A new issue, more detailed, as suggested in HSEARCH-1076.

Hibernate search propagates entity changes to the search index(es) during an OnPostUpdate event. It checks if dirty properties are searchable, and if at least one dirty property is searchable, it builds a new document, replacing the one already in the index(es).

The 'checks if dirty properties are searchable'-part is currently failing when the following prerequisites are met:

  • There is a java field F with getter method. e.g. private string _text;

  • The getter method differs from the standard naming convention (e.g. getText for the field _text)

  • The searchable annotation is placed on the getter method

  • An entity is changed, where field F has a new value (e.g. _text is a dirty property).

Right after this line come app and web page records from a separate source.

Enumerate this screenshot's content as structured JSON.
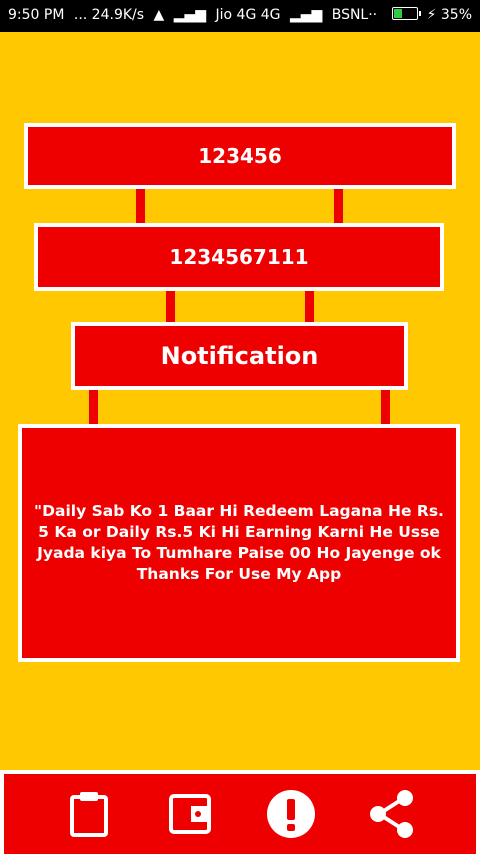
{
  "status_bar": {
    "time": "9:50 PM",
    "speed": "... 24.9K/s",
    "carrier1": "Jio 4G 4G",
    "carrier2": "BSNL··",
    "battery": "35%",
    "battery_level": 0.35
  },
  "boxes": {
    "box1_text": "123456",
    "box2_text": "1234567111",
    "box3_text": "Notification",
    "message": "\"Daily Sab Ko 1 Baar Hi Redeem Lagana He Rs. 5 Ka or Daily Rs.5 Ki Hi Earning Karni He Usse Jyada kiya To Tumhare Paise 00 Ho Jayenge ok Thanks For Use My App"
  },
  "bottom_nav": {
    "items": [
      {
        "icon": "clipboard-icon"
      },
      {
        "icon": "wallet-icon"
      },
      {
        "icon": "alert-icon"
      },
      {
        "icon": "share-icon"
      }
    ]
  },
  "colors": {
    "background": "#FFC800",
    "accent_red": "#EE0000",
    "border": "#FFFFFF"
  }
}
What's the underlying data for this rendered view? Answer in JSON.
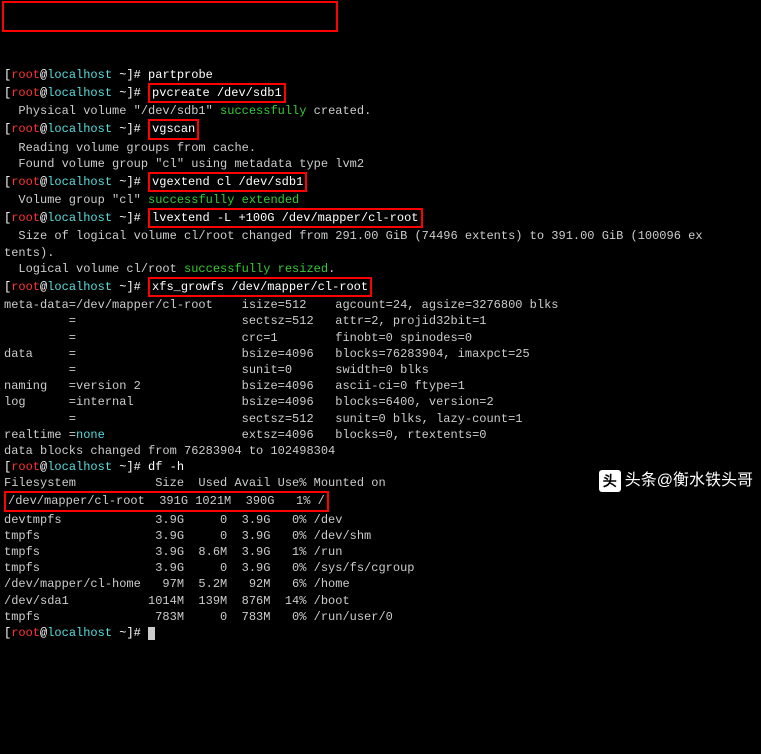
{
  "prompt": {
    "lbracket": "[",
    "user": "root",
    "at": "@",
    "host": "localhost",
    "tilde": " ~",
    "rbracket": "]",
    "hash": "# "
  },
  "cmds": {
    "partprobe": "partprobe",
    "pvcreate": "pvcreate /dev/sdb1",
    "vgscan": "vgscan",
    "vgextend": "vgextend cl /dev/sdb1",
    "lvextend": "lvextend -L +100G /dev/mapper/cl-root",
    "xfsgrowfs": "xfs_growfs /dev/mapper/cl-root",
    "dfh": "df -h"
  },
  "out": {
    "pv_pre": "  Physical volume \"/dev/sdb1\" ",
    "pv_succ": "successfully",
    "pv_post": " created.",
    "vgs1": "  Reading volume groups from cache.",
    "vgs2_pre": "  Found volume group \"cl\" using metadata type lvm2",
    "vge_pre": "  Volume group \"cl\" ",
    "vge_succ": "successfully extended",
    "lve1": "  Size of logical volume cl/root changed from 291.00 GiB (74496 extents) to 391.00 GiB (100096 ex",
    "lve1b": "tents).",
    "lve2_pre": "  Logical volume cl/root ",
    "lve2_succ": "successfully resized",
    "xfs_meta": "meta-data=/dev/mapper/cl-root    isize=512    agcount=24, agsize=3276800 blks",
    "xfs_l2": "         =                       sectsz=512   attr=2, projid32bit=1",
    "xfs_l3": "         =                       crc=1        finobt=0 spinodes=0",
    "xfs_l4": "data     =                       bsize=4096   blocks=76283904, imaxpct=25",
    "xfs_l5": "         =                       sunit=0      swidth=0 blks",
    "xfs_l6": "naming   =version 2              bsize=4096   ascii-ci=0 ftype=1",
    "xfs_l7": "log      =internal               bsize=4096   blocks=6400, version=2",
    "xfs_l8": "         =                       sectsz=512   sunit=0 blks, lazy-count=1",
    "xfs_l9a": "realtime =",
    "xfs_none": "none",
    "xfs_l9b": "                   extsz=4096   blocks=0, rtextents=0",
    "xfs_l10": "data blocks changed from 76283904 to 102498304",
    "df_hdr": "Filesystem           Size  Used Avail Use% Mounted on",
    "df_r1": "/dev/mapper/cl-root  391G 1021M  390G   1% /",
    "df_r2": "devtmpfs             3.9G     0  3.9G   0% /dev",
    "df_r3": "tmpfs                3.9G     0  3.9G   0% /dev/shm",
    "df_r4": "tmpfs                3.9G  8.6M  3.9G   1% /run",
    "df_r5": "tmpfs                3.9G     0  3.9G   0% /sys/fs/cgroup",
    "df_r6": "/dev/mapper/cl-home   97M  5.2M   92M   6% /home",
    "df_r7": "/dev/sda1           1014M  139M  876M  14% /boot",
    "df_r8": "tmpfs                783M     0  783M   0% /run/user/0"
  },
  "watermark": {
    "prefix": "头条",
    "at": "@",
    "name": "衡水铁头哥"
  }
}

It fails because it checks by using the meta data classes XClass and XProperty, and it uses XClass.getDeclaredProperties( XClass.ACCESS_PROPERTY ) to initially retrieve the names of the searchable entity properties (which are put in org.hibernate.search.engine.AbstractDocumentBuilder.PropertiesMetadata.fieldNameToPositionMap).

The problem is that XClass.getDeclaredProperties( XClass.ACCESS_PROPERTY ) returns the name extracted from the getter's method name. For the field _text used above, this means that dirty property '_text' is not linked to the extracted getter's method name 'text', and thus will not trigger a change to the search index(es).

This issue is in some form related to HHH-775, stating that getters should comply with JavaBeans spec 1.01.

This specification says in section 7.1:

GetFoo and setFoo are simply example names. Accessor methods can have arbitrary names.
However for standard naming conventions for accessor methods see the design patterns de-
scribed in Section 8.3.

So it doesn't force us to use the standard naming convention and I would argue that accessor methods may carry any name. (another example is the getter for a boolean flag, which is often in the form isEnabled())

Attached is a test case illustrating the problem.







Elmer van Chastelet


Suitable for new contributors


Pull Request


Feedback Requested



Affects versions